Few differences found between Apple’s A4 processor and the Samsung ARM A8 used in the Samsung Galaxy S
Apple turned heads early this year when it unveiled the 1GHz A4 Processor, an Apple-branded processor that is now used in the Apple iPad and Apple iPhone 4. The A4 relies on an ARM Coretex-A8 core and a PowerVR SGX 535 graphics processor. Prior to the A4, Apple powered the iPhone and iPod Touch with processors developed and manufactured by Samsung.
But last year, Samsung announced their own 1GHz ARM Cortex-A8 processor called the S5PC110A01 aka Hummingbird. Recently, the S5PC110A01 has appeared in some of Samsung’s flagship devices, including the Samsung Wave, Samsung Galaxy S Android smartphone, and the Samsung Captivate, which is based on the Galaxy S platform.
So what’s the difference between these two processors? According to TechInsights, not much.
Both processors feature a 1GHz ARM Cortex A8 with a 45nm core, and the aforementioned PowerVR SGX 3D engine from Imagination Technologies. The Samsung processor was developed in conjunction with Intrinsity, a fabless semiconductor company that was later acquired by Apple. Furthermore, the cache used in both processors is manufactured by Samsung.
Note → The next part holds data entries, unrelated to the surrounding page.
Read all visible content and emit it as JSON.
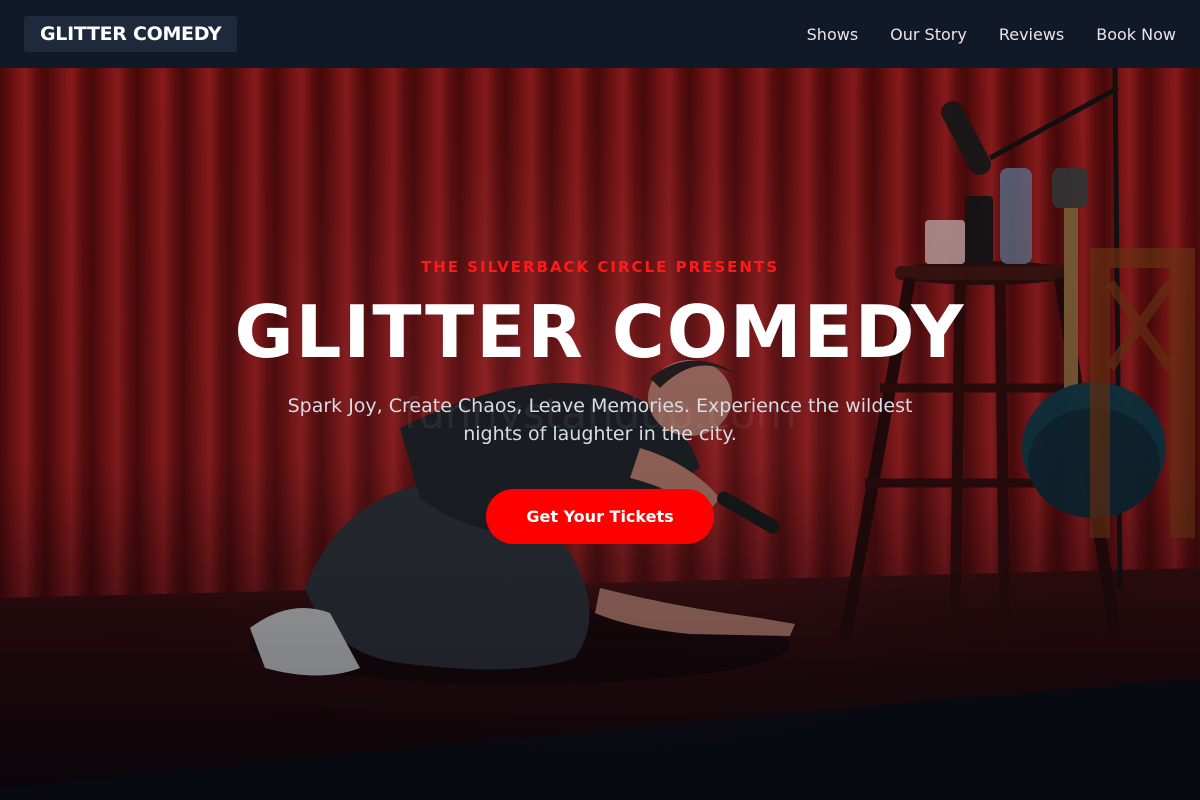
{
  "navbar": {
    "brand": "GLITTER COMEDY",
    "links": [
      {
        "label": "Shows"
      },
      {
        "label": "Our Story"
      },
      {
        "label": "Reviews"
      },
      {
        "label": "Book Now"
      }
    ]
  },
  "hero": {
    "eyebrow": "THE SILVERBACK CIRCLE PRESENTS",
    "title": "GLITTER COMEDY",
    "tagline": "Spark Joy, Create Chaos, Leave Memories. Experience the wildest nights of laughter in the city.",
    "cta_label": "Get Your Tickets",
    "background_image": "comedian-on-stage-photo"
  },
  "colors": {
    "nav_background": "#111827",
    "brand_background": "#1e293b",
    "accent": "#ff0000",
    "eyebrow": "#ff1a1a",
    "curtain": "#8a1414"
  }
}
TechInsights concludes that the ARM core used in the Samsung S5PC110A01 and Apple A4 are identical. From a hardware standpoint, there is very little difference between the A4 and the S5PC110A01.
From a software standpoint, however, the difference between the A4 and S5PC110A01 is unclear. It’s likely that Apple optimized the A4 to decrease power consumption in the iPad and iPhone 4. But this optimization isn’t necessarily unique to Apple – in fact, Intrinsity likely played a large role in optimizing both A4 and S5PC110A01 processors.
So, there may be little difference, if any, between the A4 and S5PC110A01 processors in Apple and Samsung devices, respectively. Apple’s acquisition of Intrinsity however, does suggest that the company is aggressively pursuing custom designs down the road that will help to differentiate future Apple processors from other ARM designs.